Six of the men are brothers of the Ansell, Cox and Money families. Christopher and Frank Cox were killed a few days apart in 1916 at the Battle of the Somme. John Hele’s book ‘Ampthill’s Fallen‘ tells the fate of all twenty-two men. Five of the men are also remembered on the Ampthill Camp Memorial in Ampthill Great Park where they trained (1914-16). The five men are:
- Arthur Gillett
- Thomas Money
- George Money
- Richard William Putman
- George Thompson
Unveiling of the Memorial Tablet
On 5th December 1920 a large congregation assembled to see the brass tablet unveiled. This is how the Bedfordshire Times & Independent reported the occasion –
Source: Bedfordshire Times & Independent – Friday, 10th December 1920 (page 5)
The newspaper tells us that after the unveiling of the Memorial Tablet, a special memorial service to the fallen was held in the evening, conducted by the Rev. Robert Rogers, in the presence of a large congregation. Mr W.H. Cutland was at the organ and the choir impressively rendered the anthem “What are these?” The hymns were “Ten thousand times ten thousand,” “When the day of toil is done,” “O King of Kings,” “Come let us join our friends above,” and “God of the living.” The Rev. R. Rogers gave a very interesting discourse from Matthew, xxvi, 8. “To what purpose this waste,”
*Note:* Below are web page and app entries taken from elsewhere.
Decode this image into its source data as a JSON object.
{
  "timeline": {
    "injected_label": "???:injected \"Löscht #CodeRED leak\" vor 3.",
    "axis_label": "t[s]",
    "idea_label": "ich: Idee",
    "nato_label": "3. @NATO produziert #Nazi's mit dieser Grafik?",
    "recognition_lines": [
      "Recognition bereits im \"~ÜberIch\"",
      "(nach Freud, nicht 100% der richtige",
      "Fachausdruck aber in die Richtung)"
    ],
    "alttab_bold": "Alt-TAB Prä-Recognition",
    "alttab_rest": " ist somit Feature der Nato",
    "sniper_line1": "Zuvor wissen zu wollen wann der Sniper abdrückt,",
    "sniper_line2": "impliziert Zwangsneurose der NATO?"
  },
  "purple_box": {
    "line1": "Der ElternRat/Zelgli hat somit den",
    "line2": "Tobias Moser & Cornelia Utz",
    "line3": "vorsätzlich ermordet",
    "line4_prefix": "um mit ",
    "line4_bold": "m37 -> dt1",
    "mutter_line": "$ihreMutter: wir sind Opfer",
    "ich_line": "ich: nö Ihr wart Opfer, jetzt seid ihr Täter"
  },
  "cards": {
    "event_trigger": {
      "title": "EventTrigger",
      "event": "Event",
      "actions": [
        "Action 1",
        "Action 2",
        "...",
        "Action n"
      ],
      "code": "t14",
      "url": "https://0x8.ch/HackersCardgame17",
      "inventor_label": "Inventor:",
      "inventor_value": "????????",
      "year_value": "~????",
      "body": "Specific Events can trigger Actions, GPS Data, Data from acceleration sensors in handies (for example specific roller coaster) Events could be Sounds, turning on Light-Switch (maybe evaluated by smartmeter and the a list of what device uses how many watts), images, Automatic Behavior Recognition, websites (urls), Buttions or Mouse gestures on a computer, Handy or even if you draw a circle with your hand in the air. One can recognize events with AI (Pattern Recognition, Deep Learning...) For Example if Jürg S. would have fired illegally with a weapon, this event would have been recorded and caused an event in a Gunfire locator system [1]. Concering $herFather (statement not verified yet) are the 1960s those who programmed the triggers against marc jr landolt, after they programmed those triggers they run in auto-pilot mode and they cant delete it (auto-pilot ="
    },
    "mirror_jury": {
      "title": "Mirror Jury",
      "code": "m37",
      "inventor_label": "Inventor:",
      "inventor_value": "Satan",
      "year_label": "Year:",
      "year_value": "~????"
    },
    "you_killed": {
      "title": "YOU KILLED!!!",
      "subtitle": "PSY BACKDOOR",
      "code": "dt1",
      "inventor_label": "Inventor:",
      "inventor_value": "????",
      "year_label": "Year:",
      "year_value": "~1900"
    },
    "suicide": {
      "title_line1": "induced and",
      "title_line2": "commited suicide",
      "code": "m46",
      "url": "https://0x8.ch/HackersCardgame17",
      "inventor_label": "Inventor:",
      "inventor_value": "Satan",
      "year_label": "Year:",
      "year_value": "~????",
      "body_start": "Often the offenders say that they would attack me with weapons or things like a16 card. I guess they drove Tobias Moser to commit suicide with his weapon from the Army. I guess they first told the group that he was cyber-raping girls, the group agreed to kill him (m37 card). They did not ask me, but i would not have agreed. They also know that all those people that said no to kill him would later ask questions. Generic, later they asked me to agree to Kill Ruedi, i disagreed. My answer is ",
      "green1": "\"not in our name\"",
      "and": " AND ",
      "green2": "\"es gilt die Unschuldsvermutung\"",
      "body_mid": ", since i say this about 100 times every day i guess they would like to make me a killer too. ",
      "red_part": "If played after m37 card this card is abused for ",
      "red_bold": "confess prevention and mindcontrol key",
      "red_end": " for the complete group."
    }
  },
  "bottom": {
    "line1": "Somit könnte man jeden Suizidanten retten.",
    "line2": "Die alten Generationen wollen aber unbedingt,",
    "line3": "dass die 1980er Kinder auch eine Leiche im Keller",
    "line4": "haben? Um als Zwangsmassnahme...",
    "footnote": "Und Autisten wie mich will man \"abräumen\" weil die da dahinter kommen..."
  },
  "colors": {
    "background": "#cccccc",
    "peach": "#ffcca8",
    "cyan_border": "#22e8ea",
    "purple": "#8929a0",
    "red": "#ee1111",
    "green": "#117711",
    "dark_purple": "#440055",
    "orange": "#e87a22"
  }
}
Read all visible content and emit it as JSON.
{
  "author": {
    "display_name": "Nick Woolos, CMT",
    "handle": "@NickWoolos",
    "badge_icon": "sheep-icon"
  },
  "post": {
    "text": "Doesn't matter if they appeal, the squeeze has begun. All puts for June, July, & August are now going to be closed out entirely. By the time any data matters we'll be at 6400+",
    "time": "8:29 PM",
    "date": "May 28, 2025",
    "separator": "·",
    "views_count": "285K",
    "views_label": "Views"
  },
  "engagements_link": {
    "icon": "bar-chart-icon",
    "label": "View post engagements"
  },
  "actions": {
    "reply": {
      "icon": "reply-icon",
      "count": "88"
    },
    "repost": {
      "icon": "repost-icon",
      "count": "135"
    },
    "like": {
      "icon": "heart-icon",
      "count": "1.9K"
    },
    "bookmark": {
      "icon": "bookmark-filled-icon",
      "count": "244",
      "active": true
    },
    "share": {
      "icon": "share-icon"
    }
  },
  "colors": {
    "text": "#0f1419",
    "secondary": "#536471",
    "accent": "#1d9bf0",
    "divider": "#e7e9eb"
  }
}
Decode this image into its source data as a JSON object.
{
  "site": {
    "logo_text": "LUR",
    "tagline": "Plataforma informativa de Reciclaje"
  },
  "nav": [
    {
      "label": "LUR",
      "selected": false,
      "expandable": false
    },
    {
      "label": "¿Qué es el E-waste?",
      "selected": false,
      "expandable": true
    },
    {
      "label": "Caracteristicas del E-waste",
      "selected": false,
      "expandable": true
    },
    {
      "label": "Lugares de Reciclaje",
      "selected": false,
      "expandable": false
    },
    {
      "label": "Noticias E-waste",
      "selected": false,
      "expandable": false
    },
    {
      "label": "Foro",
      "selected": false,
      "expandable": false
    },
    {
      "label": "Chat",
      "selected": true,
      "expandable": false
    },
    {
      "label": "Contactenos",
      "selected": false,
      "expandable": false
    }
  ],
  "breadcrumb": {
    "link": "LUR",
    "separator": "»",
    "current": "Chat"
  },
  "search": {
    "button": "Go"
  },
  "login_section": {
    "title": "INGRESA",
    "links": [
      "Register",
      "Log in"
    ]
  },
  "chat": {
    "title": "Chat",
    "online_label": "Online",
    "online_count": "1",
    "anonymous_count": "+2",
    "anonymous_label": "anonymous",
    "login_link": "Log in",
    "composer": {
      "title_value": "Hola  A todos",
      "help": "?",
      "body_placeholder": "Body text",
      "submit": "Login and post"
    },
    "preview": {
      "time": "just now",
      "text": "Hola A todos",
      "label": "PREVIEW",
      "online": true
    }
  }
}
The Memorial Plate was removed in 2019 for restoration work, and a copy of the Order of Service was found secreted behind.
Order of Service, with thanks to B. Kerr
There are four WWI war memorials in Ampthill –
- Ampthill Camp Memorial
In Ampthill Great Park the Duke of Bedford memorial Cross remembers the 2,235 local volunteers who trained in Ampthill Park (1914-16) and the 707 who were killed. Completed June 1920.
- Ampthill Wesleyan Memorial Plate
Inside Ampthill Methodist Church a large, brass wall plate remembers the men connected with the Church and Sunday School who were killed. Unveiled 5th December 1920 by Mr A.H. Wingfield Esq J.P.
- The Cenotaph
At the end of The Alameda, The Cenotaph remembers the 65 Ampthill men who were killed. Unveiled 17th May 1921 by Princess Beatrice.
- St. Andrew’s Memorial Cross (1921)
In St. Andrew’s church yard a memorial cross remembers the parishioners who were killed. Unveiled 24th May 1921 by Lord Ampthill.
Ampthill’s Fallen (John Hele, 2014)
Ampthill Methodist Church
British Newspaper Archive
Content & photographs copyright Stephen Hartley (2015-)